“We have for some considerable time been up-skilling all our staff, which improves quality, adds value and staff satisfaction.”
The population of the Rhondda suffer more illness and long term disease than most of Wales.
“Places like the Rhondda have more opportunities for GPs to practise interesting and challenging high quality medicine,” he said. “If you go to the leafy suburbs you may find fewer people needing such help but there is real work to be done here in Rhondda.”
Dr Baron plans more cycling, canoeing, swimming and walking in retirement with his wife Jenny, their two grandchildren Olivia and Jack, and their English Pointer Poppy. As a dedicated ‘Petrol Head’, he sold his treasured Aston Martin sports car to buy a motor home and plans to travel with his wife of 47 years.

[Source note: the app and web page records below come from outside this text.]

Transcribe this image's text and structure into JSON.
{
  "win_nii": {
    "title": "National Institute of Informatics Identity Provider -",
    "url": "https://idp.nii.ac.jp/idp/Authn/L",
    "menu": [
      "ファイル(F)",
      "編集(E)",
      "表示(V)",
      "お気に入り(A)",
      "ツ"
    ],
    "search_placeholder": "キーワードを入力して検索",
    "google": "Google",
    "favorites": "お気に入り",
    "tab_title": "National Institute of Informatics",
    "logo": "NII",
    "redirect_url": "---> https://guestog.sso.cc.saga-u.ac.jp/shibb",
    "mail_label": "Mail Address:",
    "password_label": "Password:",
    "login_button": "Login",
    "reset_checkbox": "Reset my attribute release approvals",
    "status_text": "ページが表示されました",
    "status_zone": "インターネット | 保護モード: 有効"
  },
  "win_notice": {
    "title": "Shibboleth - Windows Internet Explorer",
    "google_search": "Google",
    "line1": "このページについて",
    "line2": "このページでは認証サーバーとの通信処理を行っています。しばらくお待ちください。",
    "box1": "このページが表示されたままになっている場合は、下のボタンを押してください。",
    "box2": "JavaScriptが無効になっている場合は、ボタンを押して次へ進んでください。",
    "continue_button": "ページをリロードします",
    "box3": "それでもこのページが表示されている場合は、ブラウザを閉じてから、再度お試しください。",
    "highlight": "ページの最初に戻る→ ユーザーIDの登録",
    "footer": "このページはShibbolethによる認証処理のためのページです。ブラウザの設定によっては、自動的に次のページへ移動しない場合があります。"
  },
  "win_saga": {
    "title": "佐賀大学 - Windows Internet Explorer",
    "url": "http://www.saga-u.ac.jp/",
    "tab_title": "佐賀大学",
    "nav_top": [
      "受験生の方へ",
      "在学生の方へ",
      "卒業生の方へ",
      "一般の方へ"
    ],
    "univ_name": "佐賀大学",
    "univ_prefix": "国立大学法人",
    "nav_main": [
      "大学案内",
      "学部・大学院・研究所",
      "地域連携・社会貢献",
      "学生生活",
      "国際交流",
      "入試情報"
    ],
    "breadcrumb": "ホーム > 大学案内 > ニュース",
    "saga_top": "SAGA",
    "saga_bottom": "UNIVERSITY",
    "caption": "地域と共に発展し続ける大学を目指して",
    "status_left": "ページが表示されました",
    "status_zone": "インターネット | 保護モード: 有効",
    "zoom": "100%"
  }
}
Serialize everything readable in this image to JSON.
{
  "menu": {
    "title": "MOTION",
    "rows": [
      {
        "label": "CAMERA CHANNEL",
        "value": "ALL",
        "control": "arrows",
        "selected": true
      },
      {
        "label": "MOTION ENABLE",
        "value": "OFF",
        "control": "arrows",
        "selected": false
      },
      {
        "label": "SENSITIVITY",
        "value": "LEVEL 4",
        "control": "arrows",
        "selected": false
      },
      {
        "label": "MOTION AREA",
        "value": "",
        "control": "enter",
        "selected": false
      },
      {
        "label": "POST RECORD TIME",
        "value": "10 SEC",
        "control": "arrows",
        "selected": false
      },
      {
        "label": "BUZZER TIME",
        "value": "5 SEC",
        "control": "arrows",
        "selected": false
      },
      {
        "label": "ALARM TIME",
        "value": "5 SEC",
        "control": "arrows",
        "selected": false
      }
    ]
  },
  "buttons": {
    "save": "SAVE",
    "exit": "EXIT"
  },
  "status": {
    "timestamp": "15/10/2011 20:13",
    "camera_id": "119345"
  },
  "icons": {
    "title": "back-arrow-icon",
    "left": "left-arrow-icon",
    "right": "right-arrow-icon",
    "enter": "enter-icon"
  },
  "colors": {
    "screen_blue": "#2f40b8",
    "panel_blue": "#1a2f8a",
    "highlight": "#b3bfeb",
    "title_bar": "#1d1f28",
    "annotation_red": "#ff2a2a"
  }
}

Treorchy GP David Miller said: “Dr Baron has been a tireless advocate for and innovator of primary care in the Rhondda Valley. More recently Bob has been a tremendous support and inspiration to the next generation who will take the cluster based future of Rhondda general practice forward and we all wish him well for this retirement.”